(Records to use)
——

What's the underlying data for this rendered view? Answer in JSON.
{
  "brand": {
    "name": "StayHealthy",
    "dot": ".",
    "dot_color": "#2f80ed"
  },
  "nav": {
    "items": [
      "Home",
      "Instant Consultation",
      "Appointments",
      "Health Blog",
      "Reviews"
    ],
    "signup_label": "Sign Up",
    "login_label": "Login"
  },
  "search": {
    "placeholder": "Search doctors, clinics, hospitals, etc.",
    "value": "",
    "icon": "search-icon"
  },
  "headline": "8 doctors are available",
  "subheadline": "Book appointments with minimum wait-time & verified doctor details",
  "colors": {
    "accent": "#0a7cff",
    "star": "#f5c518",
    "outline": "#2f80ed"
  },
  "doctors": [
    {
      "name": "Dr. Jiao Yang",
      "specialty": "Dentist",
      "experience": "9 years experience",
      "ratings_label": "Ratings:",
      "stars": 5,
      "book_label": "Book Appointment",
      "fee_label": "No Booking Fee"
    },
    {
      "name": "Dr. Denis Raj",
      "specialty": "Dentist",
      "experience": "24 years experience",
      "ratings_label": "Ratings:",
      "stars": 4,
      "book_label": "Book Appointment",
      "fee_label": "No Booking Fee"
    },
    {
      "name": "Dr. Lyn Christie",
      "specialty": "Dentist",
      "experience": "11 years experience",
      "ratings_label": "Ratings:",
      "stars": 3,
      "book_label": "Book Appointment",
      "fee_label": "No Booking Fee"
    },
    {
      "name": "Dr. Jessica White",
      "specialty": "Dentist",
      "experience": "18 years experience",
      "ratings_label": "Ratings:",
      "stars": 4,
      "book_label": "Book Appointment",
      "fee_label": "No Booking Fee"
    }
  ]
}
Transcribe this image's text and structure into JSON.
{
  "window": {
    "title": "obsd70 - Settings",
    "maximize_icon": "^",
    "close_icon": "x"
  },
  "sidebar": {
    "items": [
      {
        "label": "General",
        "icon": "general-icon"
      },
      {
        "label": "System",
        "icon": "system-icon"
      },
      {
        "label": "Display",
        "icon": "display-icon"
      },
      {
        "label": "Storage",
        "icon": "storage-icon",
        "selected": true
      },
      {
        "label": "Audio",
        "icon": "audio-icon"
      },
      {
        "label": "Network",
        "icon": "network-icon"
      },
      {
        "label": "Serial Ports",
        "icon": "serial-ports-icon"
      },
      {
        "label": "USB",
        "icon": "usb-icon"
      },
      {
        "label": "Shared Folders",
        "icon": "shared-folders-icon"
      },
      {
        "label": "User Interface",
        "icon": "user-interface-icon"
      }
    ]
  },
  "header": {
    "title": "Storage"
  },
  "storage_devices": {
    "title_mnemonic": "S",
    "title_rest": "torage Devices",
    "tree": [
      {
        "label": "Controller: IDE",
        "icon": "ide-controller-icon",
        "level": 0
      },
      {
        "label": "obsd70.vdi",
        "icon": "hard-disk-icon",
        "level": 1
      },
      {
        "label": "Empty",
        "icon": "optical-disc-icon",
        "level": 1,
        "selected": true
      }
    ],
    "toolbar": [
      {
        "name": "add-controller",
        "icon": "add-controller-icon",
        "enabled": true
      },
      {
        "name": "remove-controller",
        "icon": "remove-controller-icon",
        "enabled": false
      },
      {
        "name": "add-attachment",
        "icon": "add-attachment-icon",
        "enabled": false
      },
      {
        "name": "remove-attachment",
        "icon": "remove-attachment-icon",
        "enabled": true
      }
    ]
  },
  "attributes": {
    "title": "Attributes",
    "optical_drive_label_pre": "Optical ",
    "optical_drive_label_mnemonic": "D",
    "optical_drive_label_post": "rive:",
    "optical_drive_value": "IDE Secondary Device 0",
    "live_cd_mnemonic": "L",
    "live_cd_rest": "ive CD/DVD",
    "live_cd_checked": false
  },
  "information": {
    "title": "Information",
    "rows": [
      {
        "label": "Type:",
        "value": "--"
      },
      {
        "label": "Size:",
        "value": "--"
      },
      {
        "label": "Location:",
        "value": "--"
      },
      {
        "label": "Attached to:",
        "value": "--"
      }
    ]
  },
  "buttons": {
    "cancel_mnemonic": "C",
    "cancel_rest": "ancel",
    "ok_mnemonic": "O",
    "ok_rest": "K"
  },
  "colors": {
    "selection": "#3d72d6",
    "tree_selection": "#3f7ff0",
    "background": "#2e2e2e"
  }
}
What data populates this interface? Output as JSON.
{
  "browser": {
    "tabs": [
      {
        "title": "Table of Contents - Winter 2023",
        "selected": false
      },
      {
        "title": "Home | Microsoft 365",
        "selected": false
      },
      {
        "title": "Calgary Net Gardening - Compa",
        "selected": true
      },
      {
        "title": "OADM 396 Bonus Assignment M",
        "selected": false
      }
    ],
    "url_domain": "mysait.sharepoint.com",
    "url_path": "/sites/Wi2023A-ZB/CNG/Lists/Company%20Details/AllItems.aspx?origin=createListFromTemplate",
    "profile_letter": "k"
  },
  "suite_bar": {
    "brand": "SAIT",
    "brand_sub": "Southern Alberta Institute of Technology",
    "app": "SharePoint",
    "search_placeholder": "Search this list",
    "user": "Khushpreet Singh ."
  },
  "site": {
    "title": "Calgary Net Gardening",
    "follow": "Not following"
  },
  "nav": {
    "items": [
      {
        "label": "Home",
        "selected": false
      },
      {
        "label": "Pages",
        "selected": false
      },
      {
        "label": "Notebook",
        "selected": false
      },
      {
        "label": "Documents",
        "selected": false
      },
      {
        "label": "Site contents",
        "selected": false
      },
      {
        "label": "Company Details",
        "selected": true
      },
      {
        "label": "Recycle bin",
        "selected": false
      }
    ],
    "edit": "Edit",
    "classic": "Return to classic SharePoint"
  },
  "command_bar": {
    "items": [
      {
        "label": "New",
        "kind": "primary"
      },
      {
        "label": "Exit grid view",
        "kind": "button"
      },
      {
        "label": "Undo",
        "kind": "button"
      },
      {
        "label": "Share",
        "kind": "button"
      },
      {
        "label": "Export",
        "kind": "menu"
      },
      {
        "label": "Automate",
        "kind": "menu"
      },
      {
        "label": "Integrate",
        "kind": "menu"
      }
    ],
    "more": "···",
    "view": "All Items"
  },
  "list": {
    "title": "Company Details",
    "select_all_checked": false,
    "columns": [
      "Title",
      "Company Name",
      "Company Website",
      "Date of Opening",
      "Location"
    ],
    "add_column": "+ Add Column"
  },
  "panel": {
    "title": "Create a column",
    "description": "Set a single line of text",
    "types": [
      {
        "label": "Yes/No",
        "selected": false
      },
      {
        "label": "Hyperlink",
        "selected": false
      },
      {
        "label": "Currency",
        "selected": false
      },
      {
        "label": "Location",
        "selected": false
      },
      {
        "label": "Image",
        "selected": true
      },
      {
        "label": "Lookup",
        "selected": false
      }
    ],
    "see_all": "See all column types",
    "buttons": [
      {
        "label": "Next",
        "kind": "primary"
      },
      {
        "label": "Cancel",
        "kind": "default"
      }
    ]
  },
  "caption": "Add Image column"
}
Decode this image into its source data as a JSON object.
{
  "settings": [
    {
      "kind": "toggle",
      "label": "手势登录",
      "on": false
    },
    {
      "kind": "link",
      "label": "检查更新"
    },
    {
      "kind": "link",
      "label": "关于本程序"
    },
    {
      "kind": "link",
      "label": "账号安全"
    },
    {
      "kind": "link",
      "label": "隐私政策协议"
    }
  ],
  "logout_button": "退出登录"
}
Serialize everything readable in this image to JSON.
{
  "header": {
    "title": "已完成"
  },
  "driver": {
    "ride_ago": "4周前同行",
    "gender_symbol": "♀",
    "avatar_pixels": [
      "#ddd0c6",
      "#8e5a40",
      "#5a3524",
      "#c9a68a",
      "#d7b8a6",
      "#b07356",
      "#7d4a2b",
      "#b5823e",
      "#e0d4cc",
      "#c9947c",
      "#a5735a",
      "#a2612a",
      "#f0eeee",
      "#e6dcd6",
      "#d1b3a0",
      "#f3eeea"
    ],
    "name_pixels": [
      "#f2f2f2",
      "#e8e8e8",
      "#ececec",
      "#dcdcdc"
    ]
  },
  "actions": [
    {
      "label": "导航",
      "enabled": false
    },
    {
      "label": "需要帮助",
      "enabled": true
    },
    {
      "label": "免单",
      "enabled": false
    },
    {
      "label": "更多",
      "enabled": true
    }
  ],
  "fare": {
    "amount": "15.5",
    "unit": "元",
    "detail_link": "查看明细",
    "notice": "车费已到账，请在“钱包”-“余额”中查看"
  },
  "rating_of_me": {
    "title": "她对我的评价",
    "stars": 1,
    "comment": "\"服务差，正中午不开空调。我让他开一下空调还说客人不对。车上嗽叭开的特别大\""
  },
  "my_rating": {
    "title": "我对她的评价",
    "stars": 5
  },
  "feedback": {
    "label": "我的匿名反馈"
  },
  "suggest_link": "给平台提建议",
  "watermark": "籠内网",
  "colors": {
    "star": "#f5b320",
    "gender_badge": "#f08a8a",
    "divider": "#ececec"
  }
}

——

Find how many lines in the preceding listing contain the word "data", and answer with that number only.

(Answer section) 3